Last year, that film was Ang Lee’s Life of Pi, which went on to score a best picture Oscar nomination, among many others, and won the best director Oscar. This year, it is Ben Stiller’s The Secret Life of Walter Mitty, which might go on to snag a few noms of its own. our editor recommends NYFF REVIEW: The Secret Life of Walter Mitty On Saturday morning, the film’s first press screening generated sharply divided reactions, but the prevailing reaction at its official world premiere Saturday night, as the fest’s centerpiece screening, was much more positive: It received a lengthy standing ovation. Stiller introduced the film at its premiere by saying, tongue-in-cheek, “I want to thank the Film Society of Lincoln Center for having the courage to include a Ben Stiller film in the festival.” Noting that he grew up just 20 blocks from Alice Tully Hall, where the screening took place, he added thatWalter Mitty was a “valentine” to New York, having been shot all across the city. The dramedywas loosely adapted bySteve Conradfrom a 1939 James ThurberNew Yorker short story, which itself was made into a musical-comedy motion picture starring Danny Kaye in 1947. The new film takes place in the present day.
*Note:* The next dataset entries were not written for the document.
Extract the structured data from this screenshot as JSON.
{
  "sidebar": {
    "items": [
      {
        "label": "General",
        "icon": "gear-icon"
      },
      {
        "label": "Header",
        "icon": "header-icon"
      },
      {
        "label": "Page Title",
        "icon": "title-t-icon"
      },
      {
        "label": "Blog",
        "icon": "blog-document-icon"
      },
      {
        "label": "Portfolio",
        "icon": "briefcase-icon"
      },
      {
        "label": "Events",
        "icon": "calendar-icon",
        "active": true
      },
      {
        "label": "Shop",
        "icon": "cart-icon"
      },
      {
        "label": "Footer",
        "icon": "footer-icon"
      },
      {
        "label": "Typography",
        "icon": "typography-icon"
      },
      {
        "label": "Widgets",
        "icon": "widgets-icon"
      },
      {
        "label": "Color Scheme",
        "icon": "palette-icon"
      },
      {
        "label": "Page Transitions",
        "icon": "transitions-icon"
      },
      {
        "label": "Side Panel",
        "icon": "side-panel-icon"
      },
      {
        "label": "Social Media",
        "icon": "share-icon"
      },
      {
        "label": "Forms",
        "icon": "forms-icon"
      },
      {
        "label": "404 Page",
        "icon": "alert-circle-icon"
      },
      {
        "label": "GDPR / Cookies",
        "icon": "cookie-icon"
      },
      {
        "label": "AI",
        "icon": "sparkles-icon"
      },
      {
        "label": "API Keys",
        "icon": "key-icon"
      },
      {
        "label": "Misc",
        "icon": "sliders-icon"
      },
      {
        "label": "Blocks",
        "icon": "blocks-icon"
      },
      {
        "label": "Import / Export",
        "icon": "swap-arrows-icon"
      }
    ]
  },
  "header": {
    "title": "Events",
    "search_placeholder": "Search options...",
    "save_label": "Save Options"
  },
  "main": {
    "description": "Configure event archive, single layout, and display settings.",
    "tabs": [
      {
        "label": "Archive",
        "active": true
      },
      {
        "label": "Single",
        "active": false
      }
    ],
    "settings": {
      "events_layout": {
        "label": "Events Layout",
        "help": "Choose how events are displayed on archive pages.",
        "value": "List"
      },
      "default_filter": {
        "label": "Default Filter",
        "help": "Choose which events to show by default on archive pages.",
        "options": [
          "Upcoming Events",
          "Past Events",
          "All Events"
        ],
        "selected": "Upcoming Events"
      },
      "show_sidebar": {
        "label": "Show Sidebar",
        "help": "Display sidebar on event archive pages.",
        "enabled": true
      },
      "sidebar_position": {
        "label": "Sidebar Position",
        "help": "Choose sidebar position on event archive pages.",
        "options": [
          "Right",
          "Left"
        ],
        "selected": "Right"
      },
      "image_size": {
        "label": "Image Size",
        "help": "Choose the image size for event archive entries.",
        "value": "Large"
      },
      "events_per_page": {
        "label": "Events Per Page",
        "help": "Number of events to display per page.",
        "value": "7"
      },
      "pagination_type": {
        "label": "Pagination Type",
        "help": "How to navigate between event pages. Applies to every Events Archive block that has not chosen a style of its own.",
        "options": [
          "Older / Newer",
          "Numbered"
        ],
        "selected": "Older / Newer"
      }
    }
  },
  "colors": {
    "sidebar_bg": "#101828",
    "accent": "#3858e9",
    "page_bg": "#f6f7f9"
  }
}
It stars Stiller as the title character, a good-hearted but sad-sack loner who has known sadness, sacrificed for others and worked all but invisibly for 16 years in the photo processing department at waning Life magazine. A perpetual daydreamer prone to awkwardness, he develops a crush on a co-worker (Kristen Wiig), but before he can muster the courage to do anything about it he loses a photo from a famous photographer (Sean Penn), prompting his new boss (a heavily bearded Adam Scott) to tell him that he will lose his job if he doesn’t find it. In order to track it down, Walter Mitty must finally go out and experience the world. PHOTOS: New York Film Festival 2013: 13 Movies to Know This sort of a story is not new. It’s a Wonderful Life (1946) is about a man who gave up so much for others that he never had time for himself. The Wizard of Oz (1939) is about a girl who ventures far from home and eventually concludes that there’s no place like it. And Stranger Than Fiction (2006), a film that possesses a tone perhaps most similar to Mitty’s, is about a man whose bland life becomes dangerous and exciting because of the presence of unusual activity in his mind. Films of this sort are generally categorized as “fantasy,” which is not the Academy’s favorite genre, and this year’s awards season is tremendously competitive, so I cannot say with any degree of confidence that this film will be nominated for any major Oscars. But, if I had to venture a guess, I think that voters will check it out (if only because Stiller and Wiig possess such likable screen personas) and probably be charmed by it.